- At increasing elevation angles of received or transmitted signals, the sharp nulls disappear. Incoming sky waves are unaffected by the nulls.
Loop Azimuth Pattern at Various Elevation Angles
- A loop antenna designed for optimum transmission qualities (about 1/4 wavelength) will not have the sharp nulls of a 1/10th wavelength receiving antenna, but will have
an azimuth pattern similar to a dipole mounted at 1/4 wavelength above the ground.
Dipole Azimuth & Elevation at 1/4 WL
- A good resonant circuit, like a well constructed small loop antenna, will have a reasonably high Q. The high Q will give

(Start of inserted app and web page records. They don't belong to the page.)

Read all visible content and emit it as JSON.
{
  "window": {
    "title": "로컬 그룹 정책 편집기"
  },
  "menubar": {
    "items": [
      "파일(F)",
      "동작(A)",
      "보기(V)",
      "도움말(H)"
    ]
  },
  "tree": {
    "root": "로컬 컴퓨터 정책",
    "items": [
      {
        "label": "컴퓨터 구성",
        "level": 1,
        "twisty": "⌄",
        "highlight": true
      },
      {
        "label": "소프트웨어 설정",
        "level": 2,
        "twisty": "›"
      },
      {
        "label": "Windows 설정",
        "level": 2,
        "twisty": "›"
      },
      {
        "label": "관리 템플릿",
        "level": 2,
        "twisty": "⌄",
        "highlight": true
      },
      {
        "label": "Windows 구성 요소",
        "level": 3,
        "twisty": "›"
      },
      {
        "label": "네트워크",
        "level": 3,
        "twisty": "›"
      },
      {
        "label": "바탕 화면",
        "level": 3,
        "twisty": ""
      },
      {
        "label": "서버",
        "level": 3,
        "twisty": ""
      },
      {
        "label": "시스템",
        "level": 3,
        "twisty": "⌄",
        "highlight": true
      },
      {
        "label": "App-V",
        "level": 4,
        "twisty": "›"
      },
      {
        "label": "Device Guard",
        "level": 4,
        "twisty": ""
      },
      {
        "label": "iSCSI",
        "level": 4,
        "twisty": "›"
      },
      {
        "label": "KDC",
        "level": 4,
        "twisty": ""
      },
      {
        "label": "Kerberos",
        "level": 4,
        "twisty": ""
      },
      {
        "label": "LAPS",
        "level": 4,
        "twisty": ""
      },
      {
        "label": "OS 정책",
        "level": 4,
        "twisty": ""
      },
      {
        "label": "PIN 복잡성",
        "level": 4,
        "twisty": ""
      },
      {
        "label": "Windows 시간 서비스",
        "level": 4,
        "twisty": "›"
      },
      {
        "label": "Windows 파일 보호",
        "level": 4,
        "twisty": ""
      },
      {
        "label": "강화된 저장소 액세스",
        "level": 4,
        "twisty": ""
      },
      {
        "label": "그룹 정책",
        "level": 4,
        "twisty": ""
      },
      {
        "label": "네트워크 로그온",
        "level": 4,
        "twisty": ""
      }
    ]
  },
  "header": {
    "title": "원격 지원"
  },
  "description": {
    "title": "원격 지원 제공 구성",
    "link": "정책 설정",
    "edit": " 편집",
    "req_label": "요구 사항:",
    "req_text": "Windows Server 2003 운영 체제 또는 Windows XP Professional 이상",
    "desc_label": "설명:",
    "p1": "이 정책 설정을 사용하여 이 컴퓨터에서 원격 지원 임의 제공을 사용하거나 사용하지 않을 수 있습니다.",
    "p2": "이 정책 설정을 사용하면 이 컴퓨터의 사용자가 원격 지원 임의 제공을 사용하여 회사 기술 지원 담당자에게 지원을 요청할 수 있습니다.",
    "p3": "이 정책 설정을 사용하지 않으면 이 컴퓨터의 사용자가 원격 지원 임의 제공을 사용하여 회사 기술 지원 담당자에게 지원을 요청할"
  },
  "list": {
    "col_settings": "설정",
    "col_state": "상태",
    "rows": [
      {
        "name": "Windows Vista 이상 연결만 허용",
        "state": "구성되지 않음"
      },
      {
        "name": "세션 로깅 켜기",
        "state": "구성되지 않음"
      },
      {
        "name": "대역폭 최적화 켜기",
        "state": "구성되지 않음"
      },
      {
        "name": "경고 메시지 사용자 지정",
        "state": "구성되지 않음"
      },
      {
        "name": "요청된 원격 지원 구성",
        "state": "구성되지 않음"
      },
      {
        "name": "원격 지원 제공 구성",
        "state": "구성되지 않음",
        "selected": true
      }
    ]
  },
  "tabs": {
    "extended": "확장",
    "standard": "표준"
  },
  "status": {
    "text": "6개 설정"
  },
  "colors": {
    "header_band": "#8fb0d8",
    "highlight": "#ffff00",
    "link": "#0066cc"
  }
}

a "boost" at the received target frequency. This results in quiet reception because signals and noise outside of the
selected frequency do not get augmented.
- But a high Q comes at the price of a narrow bandwidth. Some means of tuning becomes a necessity.
Narrow Loop Responce
- If the Q becomes too high the bandwidth can become so narrow as to be unuseable (less than a few kilo-hertz).
- A high Q also means that the resonant circuit will generate very high voltages across the tuning capacitor. Even
relatively low power levels (less than 100 watts) can and will produce voltages in the thousands. Higher power levels
will produce high currents and voltages in the tens of thousands.
Result From Heating and Arcing
- A properly designed and constructed small loop antenna can have an effective efficiency of 90 percent or greater.
- The efficiency is determined by the following relationship between the radiation reistance and the resistive impedance.
Loop Efficiency Formula
Other Loop Equations
- Since the radiation resistance is typically very small (typically 100 to 200 milli-ohms), loop loss resistance
added by skin effect, poor connections or capacitor wiper contacts results in a 1% loss in efficiency for every milli-ohm
of added resistance.
- A small loop antenna operated outside of it's design parameter or poorly constructed will only transmit a small
portion of transmitter power. The rest of the power will be consumed as HEAT!